**PROBLEM TO SOLVE**
The lines you need are those holding the word "JSON"; pull them from the material.

##############################

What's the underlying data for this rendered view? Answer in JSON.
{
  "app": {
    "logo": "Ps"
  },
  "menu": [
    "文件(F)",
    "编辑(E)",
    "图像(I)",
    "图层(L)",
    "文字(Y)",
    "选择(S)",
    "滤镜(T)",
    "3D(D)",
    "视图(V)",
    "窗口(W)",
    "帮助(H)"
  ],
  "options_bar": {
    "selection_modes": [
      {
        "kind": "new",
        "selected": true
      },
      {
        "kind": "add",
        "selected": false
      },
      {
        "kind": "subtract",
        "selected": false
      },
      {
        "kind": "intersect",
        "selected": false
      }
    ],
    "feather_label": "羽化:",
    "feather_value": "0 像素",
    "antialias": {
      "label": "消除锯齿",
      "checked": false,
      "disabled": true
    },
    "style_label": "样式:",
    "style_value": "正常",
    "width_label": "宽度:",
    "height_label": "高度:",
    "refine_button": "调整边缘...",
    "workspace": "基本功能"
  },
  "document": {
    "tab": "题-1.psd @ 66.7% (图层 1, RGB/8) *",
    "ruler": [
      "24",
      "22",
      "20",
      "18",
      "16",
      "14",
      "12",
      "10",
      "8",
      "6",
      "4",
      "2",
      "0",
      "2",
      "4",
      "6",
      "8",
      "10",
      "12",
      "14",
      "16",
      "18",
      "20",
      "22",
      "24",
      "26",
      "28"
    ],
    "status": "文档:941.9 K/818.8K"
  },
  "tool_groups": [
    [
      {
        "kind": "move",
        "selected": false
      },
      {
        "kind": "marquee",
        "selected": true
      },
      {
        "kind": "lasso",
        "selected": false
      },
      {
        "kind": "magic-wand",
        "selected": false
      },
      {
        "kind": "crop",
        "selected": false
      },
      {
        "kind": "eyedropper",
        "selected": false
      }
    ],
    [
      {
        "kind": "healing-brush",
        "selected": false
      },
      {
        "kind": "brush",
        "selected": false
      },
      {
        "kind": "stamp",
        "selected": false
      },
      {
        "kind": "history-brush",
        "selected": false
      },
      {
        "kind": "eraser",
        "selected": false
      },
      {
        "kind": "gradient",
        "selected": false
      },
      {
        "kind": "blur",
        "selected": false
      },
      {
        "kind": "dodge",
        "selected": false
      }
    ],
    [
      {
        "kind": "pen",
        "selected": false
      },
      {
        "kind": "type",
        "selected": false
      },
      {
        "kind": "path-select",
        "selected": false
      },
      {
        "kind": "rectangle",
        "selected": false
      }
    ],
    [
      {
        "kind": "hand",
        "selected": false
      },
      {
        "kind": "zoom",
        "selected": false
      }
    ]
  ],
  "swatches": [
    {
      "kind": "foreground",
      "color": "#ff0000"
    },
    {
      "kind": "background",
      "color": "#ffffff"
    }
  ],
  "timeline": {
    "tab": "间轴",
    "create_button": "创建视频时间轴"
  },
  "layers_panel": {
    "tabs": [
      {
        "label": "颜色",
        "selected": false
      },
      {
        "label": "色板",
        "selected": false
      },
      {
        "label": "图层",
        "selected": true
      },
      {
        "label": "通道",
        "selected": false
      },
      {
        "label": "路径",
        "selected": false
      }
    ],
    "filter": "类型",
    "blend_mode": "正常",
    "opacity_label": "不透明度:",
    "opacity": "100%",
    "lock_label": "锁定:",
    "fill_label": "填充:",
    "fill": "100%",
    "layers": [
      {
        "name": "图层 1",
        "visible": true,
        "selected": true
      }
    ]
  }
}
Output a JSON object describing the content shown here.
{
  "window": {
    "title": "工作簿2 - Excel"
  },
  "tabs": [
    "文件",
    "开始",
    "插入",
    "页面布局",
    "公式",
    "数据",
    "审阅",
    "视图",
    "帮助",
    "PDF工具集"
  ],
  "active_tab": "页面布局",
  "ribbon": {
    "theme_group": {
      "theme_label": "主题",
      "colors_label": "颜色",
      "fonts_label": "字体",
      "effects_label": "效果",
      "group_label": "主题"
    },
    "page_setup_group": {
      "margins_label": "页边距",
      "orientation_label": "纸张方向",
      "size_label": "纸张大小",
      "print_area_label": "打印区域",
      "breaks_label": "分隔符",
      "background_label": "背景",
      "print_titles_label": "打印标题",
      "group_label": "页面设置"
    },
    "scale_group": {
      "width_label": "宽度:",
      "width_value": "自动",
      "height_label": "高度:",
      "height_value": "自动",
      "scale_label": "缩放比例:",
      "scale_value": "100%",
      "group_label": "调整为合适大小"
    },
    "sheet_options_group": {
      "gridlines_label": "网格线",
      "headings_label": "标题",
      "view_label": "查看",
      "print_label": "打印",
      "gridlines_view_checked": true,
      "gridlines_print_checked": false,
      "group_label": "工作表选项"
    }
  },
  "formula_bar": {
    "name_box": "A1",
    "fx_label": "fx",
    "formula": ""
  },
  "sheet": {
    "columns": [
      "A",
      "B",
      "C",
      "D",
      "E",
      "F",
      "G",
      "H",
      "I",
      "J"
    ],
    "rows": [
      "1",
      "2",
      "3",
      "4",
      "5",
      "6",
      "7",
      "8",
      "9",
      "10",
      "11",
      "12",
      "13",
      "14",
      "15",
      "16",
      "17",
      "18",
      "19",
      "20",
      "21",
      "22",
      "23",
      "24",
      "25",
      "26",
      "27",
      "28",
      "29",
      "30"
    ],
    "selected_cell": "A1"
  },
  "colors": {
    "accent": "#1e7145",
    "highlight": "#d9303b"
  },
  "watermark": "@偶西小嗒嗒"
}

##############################

**YOUR SOLUTION**
What's the underlying data for this rendered view? Answer in JSON.
Output a JSON object describing the content shown here.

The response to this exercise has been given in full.